** How to complete this task **
Using the listing below, report all lines holding the word "content".
++++++++++
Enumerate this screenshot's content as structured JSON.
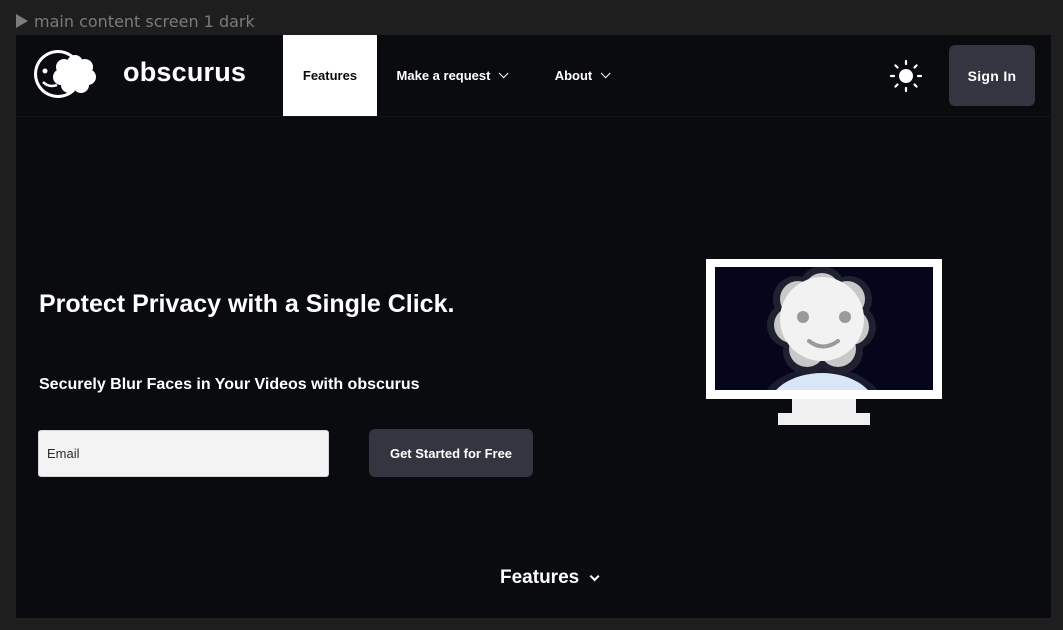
{
  "frame": {
    "label": "main content screen 1 dark"
  },
  "nav": {
    "brand": "obscurus",
    "items": [
      {
        "label": "Features",
        "active": true
      },
      {
        "label": "Make a request",
        "dropdown": true
      },
      {
        "label": "About",
        "dropdown": true
      }
    ],
    "theme_icon": "sun-icon",
    "sign_in": "Sign In"
  },
  "hero": {
    "title": "Protect Privacy with a Single Click.",
    "subtitle": "Securely Blur Faces in Your Videos with obscurus",
    "email_placeholder": "Email",
    "cta": "Get Started for Free",
    "illustration_icon": "monitor-blurred-face-icon"
  },
  "features_link": {
    "label": "Features"
  },
  "colors": {
    "background": "#0a0b0f",
    "frame": "#1e1e1e",
    "button": "#343541",
    "text": "#ffffff",
    "active_tab": "#ffffff"
  }
}
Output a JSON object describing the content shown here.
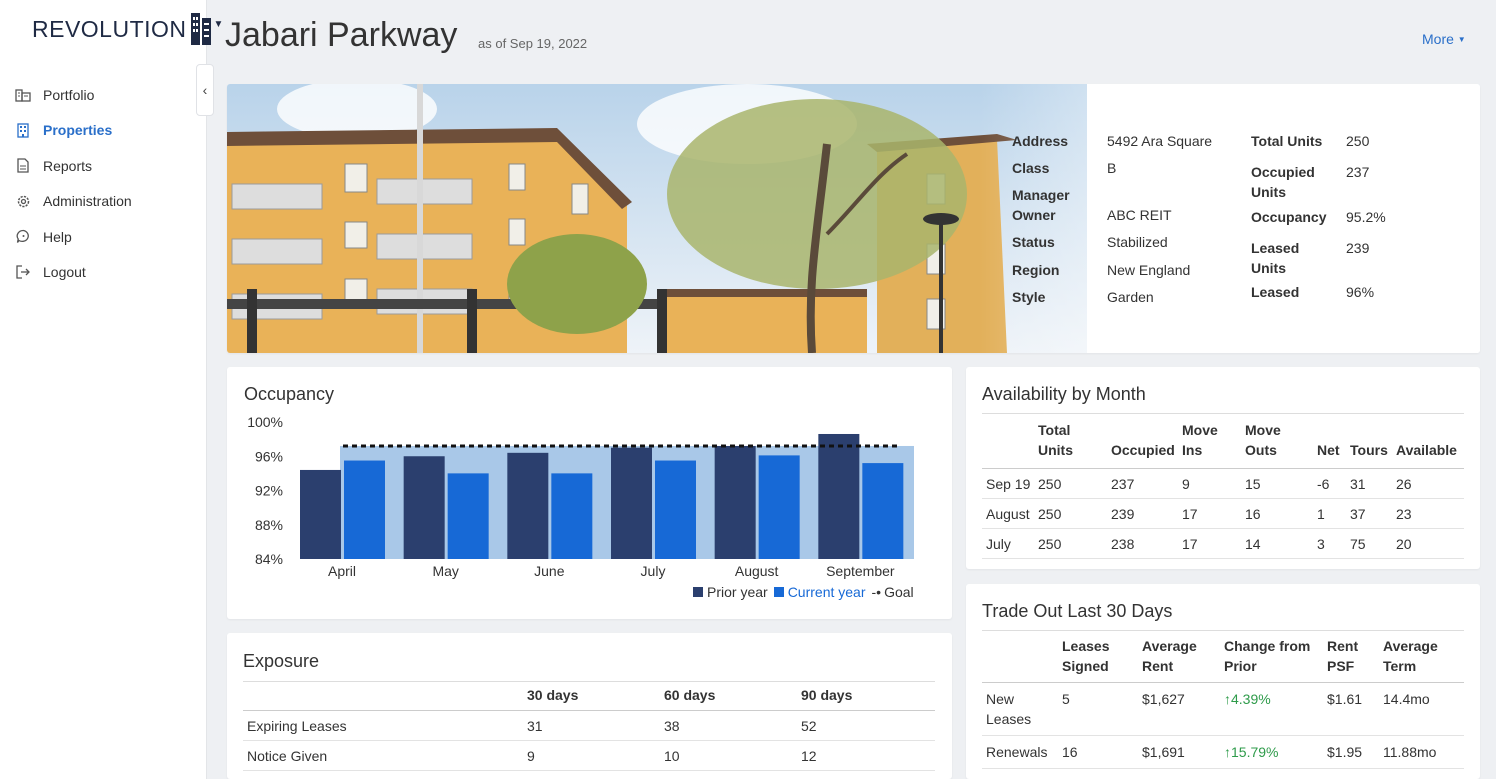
{
  "brand": {
    "name": "REVOLUTION"
  },
  "nav": [
    {
      "label": "Portfolio",
      "icon": "building-icon"
    },
    {
      "label": "Properties",
      "icon": "property-icon"
    },
    {
      "label": "Reports",
      "icon": "report-icon"
    },
    {
      "label": "Administration",
      "icon": "gear-icon"
    },
    {
      "label": "Help",
      "icon": "help-icon"
    },
    {
      "label": "Logout",
      "icon": "logout-icon"
    }
  ],
  "header": {
    "title": "Jabari Parkway",
    "as_of": "as of Sep 19, 2022",
    "more": "More"
  },
  "property": {
    "address_label": "Address",
    "address": "5492 Ara Square",
    "class_label": "Class",
    "class": "B",
    "manager_label": "Manager",
    "owner_label": "Owner",
    "owner": "ABC REIT",
    "status_label": "Status",
    "status": "Stabilized",
    "region_label": "Region",
    "region": "New England",
    "style_label": "Style",
    "style": "Garden",
    "total_units_label": "Total Units",
    "total_units": "250",
    "occupied_units_label_1": "Occupied",
    "occupied_units_label_2": "Units",
    "occupied_units": "237",
    "occupancy_label": "Occupancy",
    "occupancy": "95.2%",
    "leased_units_label_1": "Leased",
    "leased_units_label_2": "Units",
    "leased_units": "239",
    "leased_label": "Leased",
    "leased": "96%"
  },
  "occupancy": {
    "title": "Occupancy",
    "legend": {
      "prior": "Prior year",
      "current": "Current year",
      "goal": "Goal"
    },
    "colors": {
      "prior": "#2b3f6e",
      "current": "#1769d6",
      "band": "#a9c8e8"
    }
  },
  "chart_data": {
    "type": "bar",
    "title": "Occupancy",
    "categories": [
      "April",
      "May",
      "June",
      "July",
      "August",
      "September"
    ],
    "series": [
      {
        "name": "Prior year",
        "values": [
          94.4,
          96.0,
          96.4,
          97.0,
          97.2,
          98.6
        ]
      },
      {
        "name": "Current year",
        "values": [
          95.5,
          94.0,
          94.0,
          95.5,
          96.1,
          95.2
        ]
      },
      {
        "name": "Goal",
        "values": [
          97.2,
          97.2,
          97.2,
          97.2,
          97.2,
          97.2
        ]
      }
    ],
    "yticks": [
      "100%",
      "96%",
      "92%",
      "88%",
      "84%"
    ],
    "ylim": [
      84,
      100
    ]
  },
  "availability": {
    "title": "Availability by Month",
    "headers": [
      [
        "",
        ""
      ],
      [
        "Total",
        "Units"
      ],
      [
        "",
        "Occupied"
      ],
      [
        "Move",
        "Ins"
      ],
      [
        "Move",
        "Outs"
      ],
      [
        "",
        "Net"
      ],
      [
        "",
        "Tours"
      ],
      [
        "",
        "Available"
      ]
    ],
    "rows": [
      [
        "Sep 19",
        "250",
        "237",
        "9",
        "15",
        "-6",
        "31",
        "26"
      ],
      [
        "August",
        "250",
        "239",
        "17",
        "16",
        "1",
        "37",
        "23"
      ],
      [
        "July",
        "250",
        "238",
        "17",
        "14",
        "3",
        "75",
        "20"
      ]
    ]
  },
  "trade": {
    "title": "Trade Out Last 30 Days",
    "headers": [
      [
        "",
        ""
      ],
      [
        "Leases",
        "Signed"
      ],
      [
        "Average",
        "Rent"
      ],
      [
        "Change from",
        "Prior"
      ],
      [
        "Rent",
        "PSF"
      ],
      [
        "Average",
        "Term"
      ]
    ],
    "rows": [
      {
        "label1": "New",
        "label2": "Leases",
        "signed": "5",
        "rent": "$1,627",
        "change": "4.39%",
        "psf": "$1.61",
        "term": "14.4mo"
      },
      {
        "label1": "Renewals",
        "label2": "",
        "signed": "16",
        "rent": "$1,691",
        "change": "15.79%",
        "psf": "$1.95",
        "term": "11.88mo"
      }
    ]
  },
  "exposure": {
    "title": "Exposure",
    "headers": [
      "",
      "30 days",
      "60 days",
      "90 days"
    ],
    "rows": [
      [
        "Expiring Leases",
        "31",
        "38",
        "52"
      ],
      [
        "Notice Given",
        "9",
        "10",
        "12"
      ]
    ]
  }
}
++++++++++
** Written solution **
Enumerate this screenshot's content as structured JSON.
    "label": "main content screen 1 dark"
Output a JSON object describing the content shown here.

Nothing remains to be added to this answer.